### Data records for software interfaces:
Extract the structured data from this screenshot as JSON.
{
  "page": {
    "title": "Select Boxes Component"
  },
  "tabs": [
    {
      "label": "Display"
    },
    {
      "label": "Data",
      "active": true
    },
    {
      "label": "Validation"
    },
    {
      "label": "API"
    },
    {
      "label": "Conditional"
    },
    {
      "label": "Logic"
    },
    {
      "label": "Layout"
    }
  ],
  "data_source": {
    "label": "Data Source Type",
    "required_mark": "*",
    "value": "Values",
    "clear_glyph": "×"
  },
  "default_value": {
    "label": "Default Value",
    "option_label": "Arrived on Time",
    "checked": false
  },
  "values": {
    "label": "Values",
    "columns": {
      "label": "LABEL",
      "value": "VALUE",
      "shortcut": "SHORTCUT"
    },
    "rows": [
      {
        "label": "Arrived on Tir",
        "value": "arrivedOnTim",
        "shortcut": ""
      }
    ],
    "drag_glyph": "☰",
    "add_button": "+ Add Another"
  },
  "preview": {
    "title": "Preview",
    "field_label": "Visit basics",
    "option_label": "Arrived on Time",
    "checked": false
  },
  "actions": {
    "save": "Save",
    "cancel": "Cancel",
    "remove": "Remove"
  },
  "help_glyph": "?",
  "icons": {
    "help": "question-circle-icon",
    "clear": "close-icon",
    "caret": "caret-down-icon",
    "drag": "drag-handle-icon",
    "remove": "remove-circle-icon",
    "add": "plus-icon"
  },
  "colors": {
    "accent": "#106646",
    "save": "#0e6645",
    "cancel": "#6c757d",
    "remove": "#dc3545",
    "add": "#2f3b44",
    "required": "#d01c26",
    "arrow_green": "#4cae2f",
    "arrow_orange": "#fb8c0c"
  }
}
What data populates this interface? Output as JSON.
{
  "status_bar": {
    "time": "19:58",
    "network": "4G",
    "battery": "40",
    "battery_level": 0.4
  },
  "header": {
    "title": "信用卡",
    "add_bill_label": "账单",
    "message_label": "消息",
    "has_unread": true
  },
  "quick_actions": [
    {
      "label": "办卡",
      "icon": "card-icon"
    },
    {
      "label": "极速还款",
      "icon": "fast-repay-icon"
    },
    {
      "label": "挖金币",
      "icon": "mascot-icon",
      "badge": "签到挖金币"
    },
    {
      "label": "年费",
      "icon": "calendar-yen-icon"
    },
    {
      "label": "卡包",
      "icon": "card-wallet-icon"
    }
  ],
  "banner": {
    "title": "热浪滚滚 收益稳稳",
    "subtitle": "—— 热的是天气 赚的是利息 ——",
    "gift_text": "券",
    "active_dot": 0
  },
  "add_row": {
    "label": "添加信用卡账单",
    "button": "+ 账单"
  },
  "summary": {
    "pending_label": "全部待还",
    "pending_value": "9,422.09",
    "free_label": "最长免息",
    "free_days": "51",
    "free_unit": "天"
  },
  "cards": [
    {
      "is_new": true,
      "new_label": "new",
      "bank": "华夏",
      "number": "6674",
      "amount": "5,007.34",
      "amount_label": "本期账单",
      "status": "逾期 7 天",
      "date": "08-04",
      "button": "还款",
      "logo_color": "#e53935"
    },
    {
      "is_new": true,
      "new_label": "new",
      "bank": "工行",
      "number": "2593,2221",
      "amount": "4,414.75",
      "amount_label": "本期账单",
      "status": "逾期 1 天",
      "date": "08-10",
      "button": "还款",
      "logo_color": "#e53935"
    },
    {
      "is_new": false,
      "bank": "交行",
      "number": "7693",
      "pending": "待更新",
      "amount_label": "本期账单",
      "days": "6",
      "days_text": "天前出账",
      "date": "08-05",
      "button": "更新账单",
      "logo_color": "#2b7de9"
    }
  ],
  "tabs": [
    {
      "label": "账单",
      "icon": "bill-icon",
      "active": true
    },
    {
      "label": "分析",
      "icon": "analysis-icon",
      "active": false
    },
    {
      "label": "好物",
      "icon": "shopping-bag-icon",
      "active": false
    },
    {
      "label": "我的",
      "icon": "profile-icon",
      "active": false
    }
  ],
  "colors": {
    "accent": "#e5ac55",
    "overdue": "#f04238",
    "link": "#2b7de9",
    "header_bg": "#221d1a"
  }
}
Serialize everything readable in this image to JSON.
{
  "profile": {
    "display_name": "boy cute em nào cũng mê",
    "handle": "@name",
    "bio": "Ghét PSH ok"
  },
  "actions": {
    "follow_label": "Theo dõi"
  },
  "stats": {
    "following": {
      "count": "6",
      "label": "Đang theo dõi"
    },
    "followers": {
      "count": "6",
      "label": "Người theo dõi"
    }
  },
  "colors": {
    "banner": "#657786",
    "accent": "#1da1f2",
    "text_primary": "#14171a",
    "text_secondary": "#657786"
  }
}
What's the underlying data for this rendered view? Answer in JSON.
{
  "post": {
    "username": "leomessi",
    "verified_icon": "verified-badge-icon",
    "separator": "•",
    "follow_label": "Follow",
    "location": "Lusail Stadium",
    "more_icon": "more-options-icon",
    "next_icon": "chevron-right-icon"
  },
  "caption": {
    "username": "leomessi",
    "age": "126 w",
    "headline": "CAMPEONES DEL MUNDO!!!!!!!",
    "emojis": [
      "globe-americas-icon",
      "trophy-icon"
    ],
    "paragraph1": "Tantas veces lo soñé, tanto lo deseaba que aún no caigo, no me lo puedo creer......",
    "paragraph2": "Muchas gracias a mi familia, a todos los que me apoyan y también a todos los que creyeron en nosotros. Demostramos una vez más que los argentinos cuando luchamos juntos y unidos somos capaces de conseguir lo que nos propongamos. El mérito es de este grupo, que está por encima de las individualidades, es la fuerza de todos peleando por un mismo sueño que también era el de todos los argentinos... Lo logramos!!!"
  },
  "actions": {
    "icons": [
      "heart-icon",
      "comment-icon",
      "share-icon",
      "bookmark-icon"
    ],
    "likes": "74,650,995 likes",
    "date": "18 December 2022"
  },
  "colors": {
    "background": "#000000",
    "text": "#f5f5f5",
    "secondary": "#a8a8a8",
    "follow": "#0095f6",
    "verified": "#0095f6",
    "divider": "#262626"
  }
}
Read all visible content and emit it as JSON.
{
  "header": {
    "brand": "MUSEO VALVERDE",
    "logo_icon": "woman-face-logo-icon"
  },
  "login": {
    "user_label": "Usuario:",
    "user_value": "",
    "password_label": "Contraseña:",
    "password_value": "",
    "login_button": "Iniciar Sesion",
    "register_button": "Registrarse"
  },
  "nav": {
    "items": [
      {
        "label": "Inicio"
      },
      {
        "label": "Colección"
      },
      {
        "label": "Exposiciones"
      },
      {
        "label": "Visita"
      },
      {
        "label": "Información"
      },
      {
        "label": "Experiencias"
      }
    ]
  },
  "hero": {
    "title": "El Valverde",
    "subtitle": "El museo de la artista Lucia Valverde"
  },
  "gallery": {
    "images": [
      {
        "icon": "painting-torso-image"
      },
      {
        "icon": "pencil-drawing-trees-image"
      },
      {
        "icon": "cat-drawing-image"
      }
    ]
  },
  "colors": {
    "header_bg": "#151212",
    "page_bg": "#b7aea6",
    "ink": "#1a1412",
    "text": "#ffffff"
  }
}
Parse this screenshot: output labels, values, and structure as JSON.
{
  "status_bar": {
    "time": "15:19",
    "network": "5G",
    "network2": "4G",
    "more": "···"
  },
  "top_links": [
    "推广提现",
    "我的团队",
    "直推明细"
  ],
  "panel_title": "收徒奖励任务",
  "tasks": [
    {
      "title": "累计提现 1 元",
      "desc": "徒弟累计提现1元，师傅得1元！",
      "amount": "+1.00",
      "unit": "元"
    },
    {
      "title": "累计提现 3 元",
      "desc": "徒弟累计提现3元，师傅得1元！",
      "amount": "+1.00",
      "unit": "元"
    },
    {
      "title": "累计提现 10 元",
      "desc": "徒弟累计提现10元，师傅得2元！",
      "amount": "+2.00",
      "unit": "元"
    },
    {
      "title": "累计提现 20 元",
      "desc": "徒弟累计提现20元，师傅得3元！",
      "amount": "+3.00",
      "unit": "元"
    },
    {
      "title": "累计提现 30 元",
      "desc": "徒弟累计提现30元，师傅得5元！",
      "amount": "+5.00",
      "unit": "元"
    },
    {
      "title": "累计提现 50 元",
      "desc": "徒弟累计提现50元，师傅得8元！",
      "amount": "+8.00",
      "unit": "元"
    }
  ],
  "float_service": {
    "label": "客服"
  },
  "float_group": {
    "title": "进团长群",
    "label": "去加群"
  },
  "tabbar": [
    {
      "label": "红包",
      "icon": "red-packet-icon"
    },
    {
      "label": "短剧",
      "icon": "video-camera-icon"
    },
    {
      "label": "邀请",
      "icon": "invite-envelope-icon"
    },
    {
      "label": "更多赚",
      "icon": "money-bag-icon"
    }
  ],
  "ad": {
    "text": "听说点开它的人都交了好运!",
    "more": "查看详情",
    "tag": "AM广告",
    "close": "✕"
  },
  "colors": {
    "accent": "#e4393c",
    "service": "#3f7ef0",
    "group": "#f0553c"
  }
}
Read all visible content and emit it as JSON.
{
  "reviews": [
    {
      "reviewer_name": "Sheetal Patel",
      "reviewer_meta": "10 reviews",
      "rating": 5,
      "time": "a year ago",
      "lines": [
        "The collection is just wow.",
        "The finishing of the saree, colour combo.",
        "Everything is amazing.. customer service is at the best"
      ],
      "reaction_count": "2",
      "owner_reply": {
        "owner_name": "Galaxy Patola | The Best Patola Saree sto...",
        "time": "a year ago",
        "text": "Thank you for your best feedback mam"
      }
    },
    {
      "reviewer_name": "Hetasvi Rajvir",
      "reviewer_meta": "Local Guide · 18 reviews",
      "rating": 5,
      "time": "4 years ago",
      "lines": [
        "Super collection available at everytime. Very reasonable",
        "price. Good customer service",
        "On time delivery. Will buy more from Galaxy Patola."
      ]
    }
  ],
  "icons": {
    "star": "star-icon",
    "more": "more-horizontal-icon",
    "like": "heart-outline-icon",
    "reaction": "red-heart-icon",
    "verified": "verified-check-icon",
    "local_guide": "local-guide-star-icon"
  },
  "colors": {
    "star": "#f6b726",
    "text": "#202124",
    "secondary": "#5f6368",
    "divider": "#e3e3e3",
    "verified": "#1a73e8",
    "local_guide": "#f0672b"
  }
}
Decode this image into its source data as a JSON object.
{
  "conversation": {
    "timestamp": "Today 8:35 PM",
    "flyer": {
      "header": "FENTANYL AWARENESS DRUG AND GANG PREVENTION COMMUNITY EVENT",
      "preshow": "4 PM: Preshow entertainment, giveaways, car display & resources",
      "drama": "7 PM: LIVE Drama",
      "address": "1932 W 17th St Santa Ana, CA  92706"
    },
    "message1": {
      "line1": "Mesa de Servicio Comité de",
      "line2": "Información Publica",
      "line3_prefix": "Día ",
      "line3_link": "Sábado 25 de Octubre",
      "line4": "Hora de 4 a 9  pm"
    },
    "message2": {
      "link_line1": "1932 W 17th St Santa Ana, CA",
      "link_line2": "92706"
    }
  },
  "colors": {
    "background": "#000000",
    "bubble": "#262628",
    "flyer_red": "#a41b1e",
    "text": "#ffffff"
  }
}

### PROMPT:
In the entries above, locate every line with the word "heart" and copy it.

### RESULT OF THE TASK:
      "heart-icon",
    "like": "heart-outline-icon",
    "reaction": "red-heart-icon",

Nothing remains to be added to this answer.